GoFundMe.com describes “Boxcar” as “a powerful American play, expansive in scope and obsessive in detail.” The play, which follows rakish musician Geraldo, teen runaway Alexis and fellow travelers Ida and Firefly on a railroad journey, will be Corbin Went’s first full Big Apple production as a playwright.
“Corbin has brought an original script to the table, which infuses classic American iconography with modern perspectives on love, gender, comradeship and destiny,” the website says.
As of Monday, 20 people had donated $1,700 of the $5,000 they project they’ll need to stage the play. (To find out more about the play and to donate, go to www.gofundme.com/boxcarplay.)

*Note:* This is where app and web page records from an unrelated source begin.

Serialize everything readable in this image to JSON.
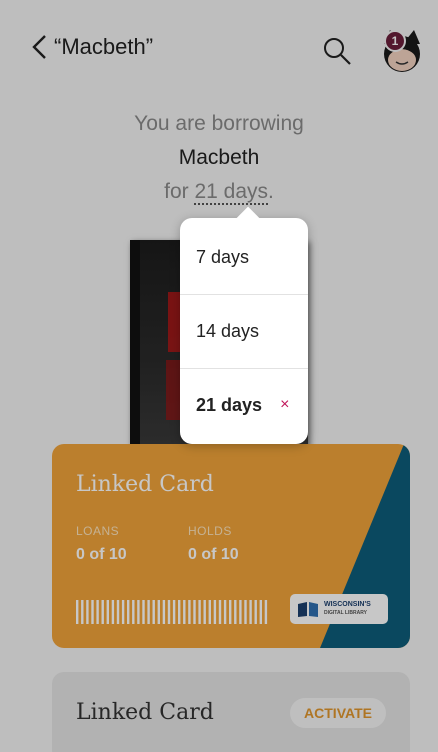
{
  "header": {
    "title": "“Macbeth”",
    "notification_count": "1"
  },
  "borrow": {
    "intro": "You are borrowing",
    "title": "Macbeth",
    "prefix": "for ",
    "period": "21 days",
    "suffix": "."
  },
  "dropdown": {
    "options": [
      {
        "label": "7 days"
      },
      {
        "label": "14 days"
      },
      {
        "label": "21 days",
        "selected": true
      }
    ],
    "clear_symbol": "×"
  },
  "card": {
    "title": "Linked Card",
    "loans_label": "LOANS",
    "loans_value": "0 of 10",
    "holds_label": "HOLDS",
    "holds_value": "0 of 10",
    "library_name": "WISCONSIN'S",
    "library_sub": "DIGITAL LIBRARY",
    "colors": {
      "primary": "#f0a33a",
      "secondary": "#0d5d7a"
    }
  },
  "card2": {
    "title": "Linked Card",
    "activate_label": "ACTIVATE"
  }
}
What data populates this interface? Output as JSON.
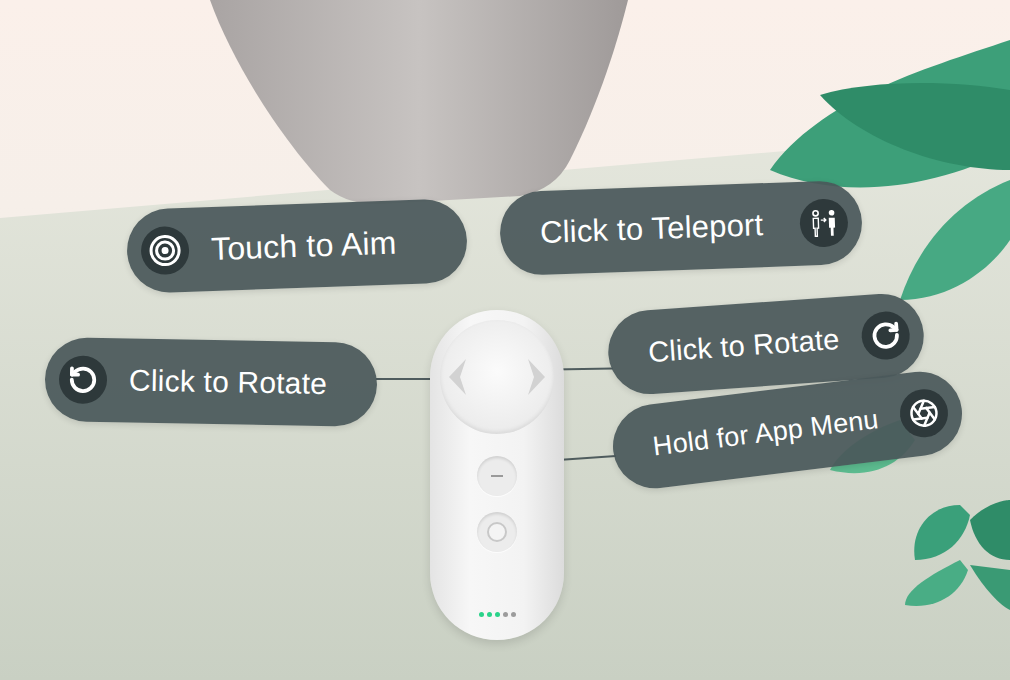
{
  "callouts": [
    {
      "label": "Touch to Aim",
      "kind": "aim"
    },
    {
      "label": "Click to Teleport",
      "kind": "teleport"
    },
    {
      "label": "Click to Rotate",
      "kind": "rotate-left"
    },
    {
      "label": "Click to Rotate",
      "kind": "rotate-right"
    },
    {
      "label": "Hold for App Menu",
      "kind": "menu"
    }
  ],
  "controller": {
    "battery": {
      "level": 0.6
    }
  }
}
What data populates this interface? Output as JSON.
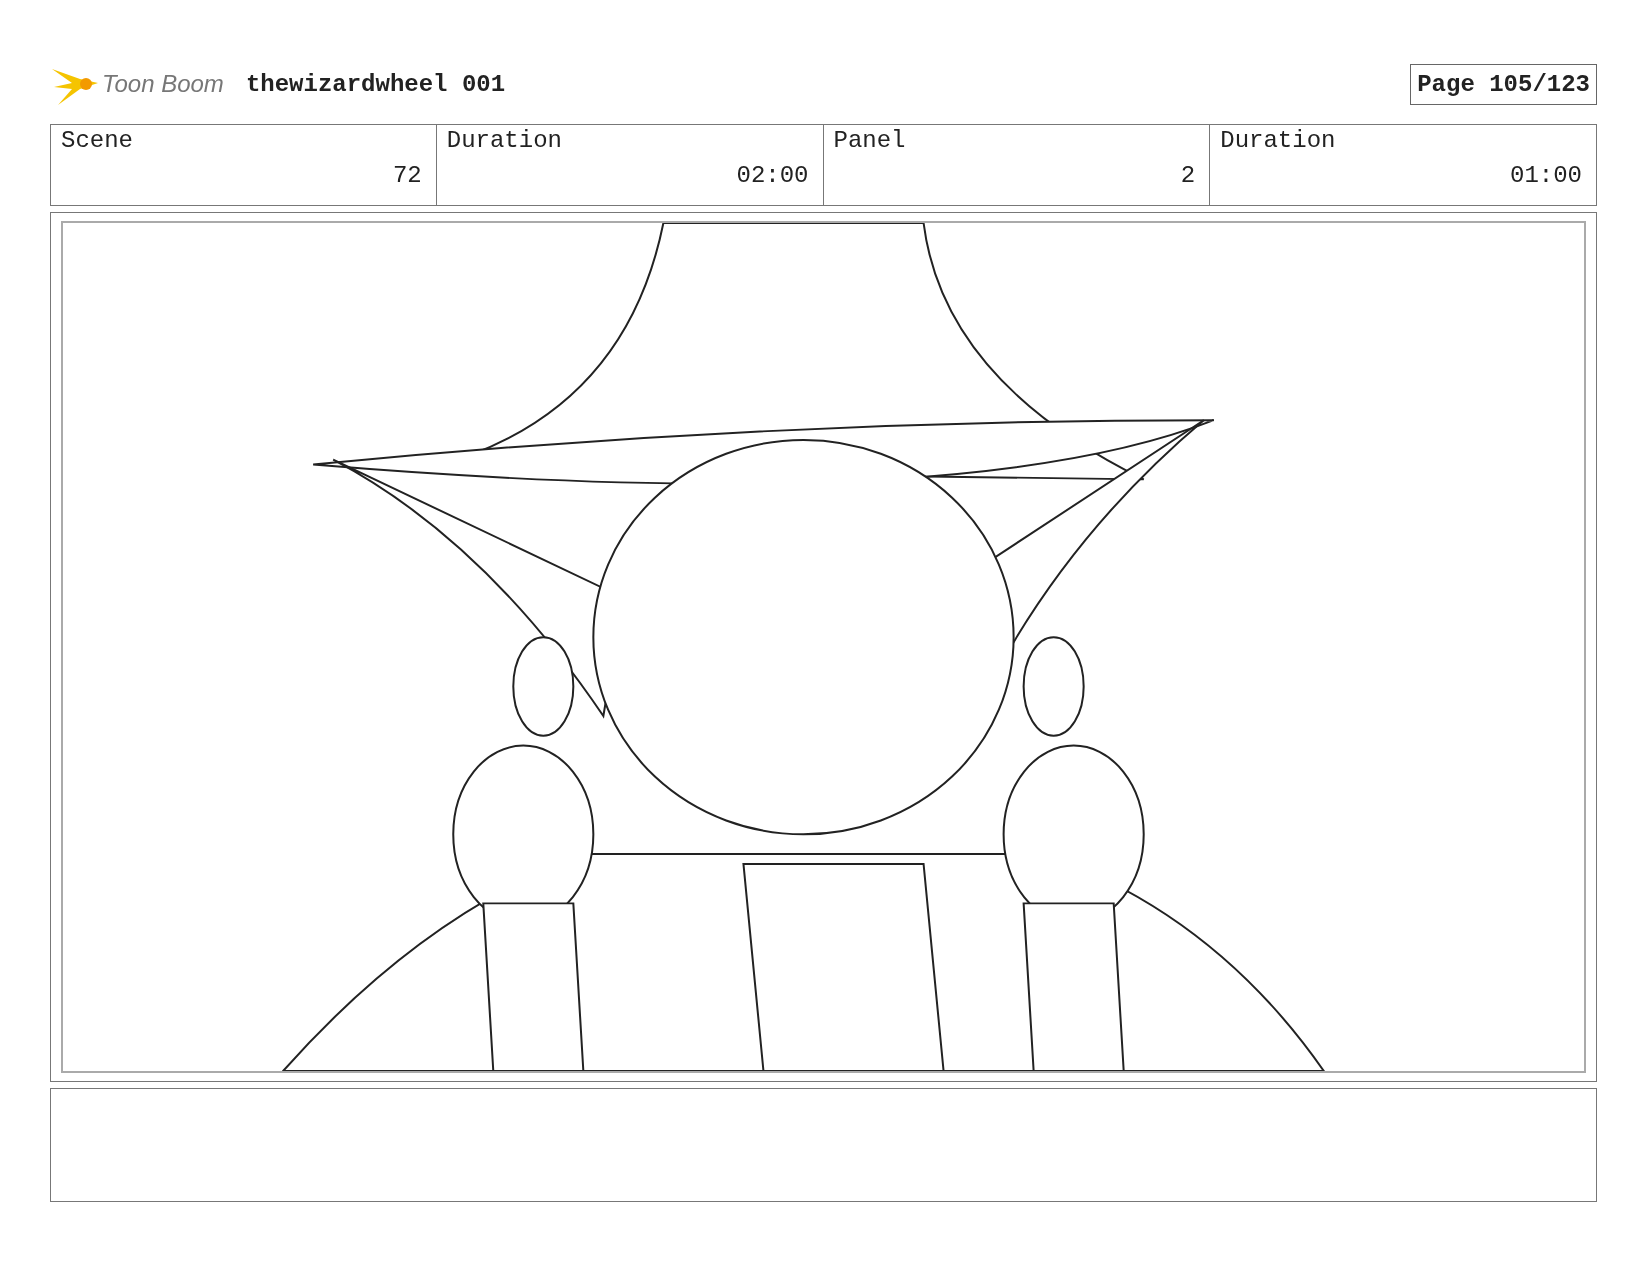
{
  "header": {
    "logo_text": "Toon Boom",
    "project": "thewizardwheel 001",
    "page": "Page 105/123"
  },
  "fields": [
    {
      "label": "Scene",
      "value": "72"
    },
    {
      "label": "Duration",
      "value": "02:00"
    },
    {
      "label": "Panel",
      "value": "2"
    },
    {
      "label": "Duration",
      "value": "01:00"
    }
  ]
}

Donated funds will go toward providing design supplies, a venue and items such as props, costume pieces and makeup. Among the challenges: The play is set on a moving train, as seen from the outside, so members of the company must build a boxcar.
Daniella Benavides, a freelance producer, will serve as producer.
Emma Went is the founder of Easy Leap Theatre Co. in New York City, but "Boxcar" will be independently produced.
“I’ve just returned to NYC after being away for most of the summer with some theatre adventures — in Colorado, then in London — and now I’m home, getting ready to direct Boxcar,” Went told The Cambrian via the social networking site Facebook.
She has been busy over the past few months serving as an assistant director at not one but two Shakespeare festivals.
“It’s been an exciting year,” Went said. “I was on ‘Much Ado About Nothing’ at (Oregon Shakespeare Festival), which is a play I love, and I was on ‘Othello’ at (Colorado Shakespeare Festival), which is a play I also love, and have directed myself, working for Lisa Wolpe, who is a director I greatly admire.”
In addition, she spent most of July working on a cross-gendering workshop series at King's College and the Young Vic theatre in London under the auspices of TranShakespeare.
Under the initiative, a woman might play Hamlet or a man might play Juliet. Or a woman might play Prospero from “The Tempest” as Prospera — a female character. Transgender actors might also be featured as any character within the Shakespeare canon. (Details on the project are available at www.transhake speare.com.)
“Part of our aim is to afford greater visibility to trans and folks in the nonbinary community through broadening their access in theatre and contributing to more nuanced cultural discourse regarding gender in art in general,” Went explained.
She said she hopes to be in rehearsals for “Boxcar” in October and is shooting for production in late fall.